– Eliminating Collaboration: Get More Done Alone by Jean Tabaka
– Making Outsourcing Work: One Team Member per Continent by Babu Bhat
– User Stories and Other Lies Users Tell Us by Mike Cohn
– FIT Testing In When You Can; Otherwise Skip It by Ward Cunningham
Software platforms by definition are
Ã¢â‚¬Å“some sort of framework, either in hardware or software, which allows software to run. Typical platforms include a computer’s architecture, operating system, or programming languages and their runtime libraries.Ã¢â‚¬Â
Business requirements driven platforms
Lately I’ve heard an opinion of one manager that the platform features should be driven by the business requirements and then these features will enable the concrete products. As an agile methods supporter I immediately became suspicious: anything that does not directly add value is over-design and are very likely to be useless and harmful.
The danger is in the fact that the business requirements discovered by some business analysts might simply hang in the air without the real link to the implementation, while various project will struggle trying to do the concrete things what their concrete customers want. The horizontal platform can easily become unbalanced, with too much effort put into never used features while some other components are not flexible enough.
Project driven platforms
As Joel Spolsky correctly notes:
Ã¢â‚¬Å“It’s really, really important to figure out if your product is a platform or not, because platforms need to be marketed in a very different way to be successful. That’s because a platform needs to appeal to developers first and foremost, not end users.Ã¢â‚¬Â
The crucial mistake of business requirements driven approach is the assumption that these are the end-users who are the target audience. They are not. The platform customers are the developers and concrete projects.
Good and evil
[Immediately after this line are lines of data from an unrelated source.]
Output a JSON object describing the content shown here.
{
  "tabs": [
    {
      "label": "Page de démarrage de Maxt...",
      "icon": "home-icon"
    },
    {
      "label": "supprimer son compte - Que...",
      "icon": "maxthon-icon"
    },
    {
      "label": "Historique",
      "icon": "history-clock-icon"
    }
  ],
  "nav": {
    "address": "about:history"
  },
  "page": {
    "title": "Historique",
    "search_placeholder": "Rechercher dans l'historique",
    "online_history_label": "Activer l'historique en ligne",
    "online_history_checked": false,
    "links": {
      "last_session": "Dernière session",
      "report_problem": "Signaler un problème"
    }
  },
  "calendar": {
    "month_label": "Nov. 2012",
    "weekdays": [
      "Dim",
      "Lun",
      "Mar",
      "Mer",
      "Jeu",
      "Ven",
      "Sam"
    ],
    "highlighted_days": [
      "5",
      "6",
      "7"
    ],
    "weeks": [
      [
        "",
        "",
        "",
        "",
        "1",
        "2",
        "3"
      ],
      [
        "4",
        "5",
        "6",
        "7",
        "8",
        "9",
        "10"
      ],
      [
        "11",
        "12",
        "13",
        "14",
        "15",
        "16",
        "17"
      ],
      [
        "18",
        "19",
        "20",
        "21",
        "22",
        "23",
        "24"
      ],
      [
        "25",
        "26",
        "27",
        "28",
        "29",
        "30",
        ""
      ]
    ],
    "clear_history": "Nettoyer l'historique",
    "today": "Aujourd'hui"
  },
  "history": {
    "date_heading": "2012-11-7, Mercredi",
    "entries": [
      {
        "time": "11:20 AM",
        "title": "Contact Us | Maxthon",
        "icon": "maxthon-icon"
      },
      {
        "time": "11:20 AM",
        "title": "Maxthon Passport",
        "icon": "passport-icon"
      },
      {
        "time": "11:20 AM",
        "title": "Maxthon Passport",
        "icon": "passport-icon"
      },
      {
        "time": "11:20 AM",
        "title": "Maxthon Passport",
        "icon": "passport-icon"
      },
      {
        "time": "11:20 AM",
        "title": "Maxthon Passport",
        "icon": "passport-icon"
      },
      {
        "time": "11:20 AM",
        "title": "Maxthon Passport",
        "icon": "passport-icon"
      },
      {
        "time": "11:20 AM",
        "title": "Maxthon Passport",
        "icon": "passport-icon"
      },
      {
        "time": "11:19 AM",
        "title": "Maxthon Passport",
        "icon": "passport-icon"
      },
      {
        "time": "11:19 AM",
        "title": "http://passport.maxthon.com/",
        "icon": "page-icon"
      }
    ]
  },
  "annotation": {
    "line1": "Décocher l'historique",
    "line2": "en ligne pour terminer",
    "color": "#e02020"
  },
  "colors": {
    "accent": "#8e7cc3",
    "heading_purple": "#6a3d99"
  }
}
So are the horizontal platforms evil? Not really. System libraries are useful, encourage the code reuse and save the developers from the unneeded low-level details. The only thing the platform designers should pay big attention to is who the actual platform customer is and how exactly the platform helps them. Platform driven by the [generalized] project requirements greatly facilitates the application development and exactly at the points where help is needed.
What is your experience with the platforms? What of the platforms you used was the most useful and why?
Jonathan Kohl, a writer on software testing issues talks about good and bad in software testing. To me the key idea is that Agile testing does not mean throwing away all the testing habits and practices you got from waterfall or whatever approach you used. Agile development and testing is not a new silver bullet, it’s just a more efficient way of using the old good things.
Agile methods have some great things going on with regards to testing, but weÃ¢â‚¬â„¢ve been set back by a lot of bad testing folklore that was rehashed under the Ã¢â‚¬Å“Agile TestingÃ¢â‚¬Â banner in early writings. Sometimes ridiculous claims that software testers have heard for years were once again trotted out as Ã¢â‚¬Å“wisdomÃ¢â‚¬Â, such as Ã¢â‚¬Å“manual tests are harmfulÃ¢â‚¬Â, or Ã¢â‚¬Å“every test must be automatedÃ¢â‚¬Â, or Ã¢â‚¬Å“testers are the Quality gatekeepers on a projectÃ¢â‚¬Â.
Recently, IÃ¢â‚¬â„¢ve worked with more and more developers who were misled by the Ã¢â‚¬Å“Agile-TestingÃ¢â‚¬Â folklore that automated unit testing encompasses software testing.
Check out the post on error handling by Mika Raento, the researcher at the University of Helsinki, Forum Nokia Champion and the author of the huge amount of free source code examples for Symbian.
Mika talks on the ways of error handling in software and how the developer can aid the error handling:
- You may need to document specific errors and supply additional information to the immediate caller.
- The error information must support generic handling strategies, like a blind retry.
- Low-level exceptions should not be remapped by upper layers.
- The routine detecting an error is responsible for describing it in terms understandable to a human, often the user.
- The system must be able to tell the user if they should contact another human.
- The system must produce different messages for consumption by different humans.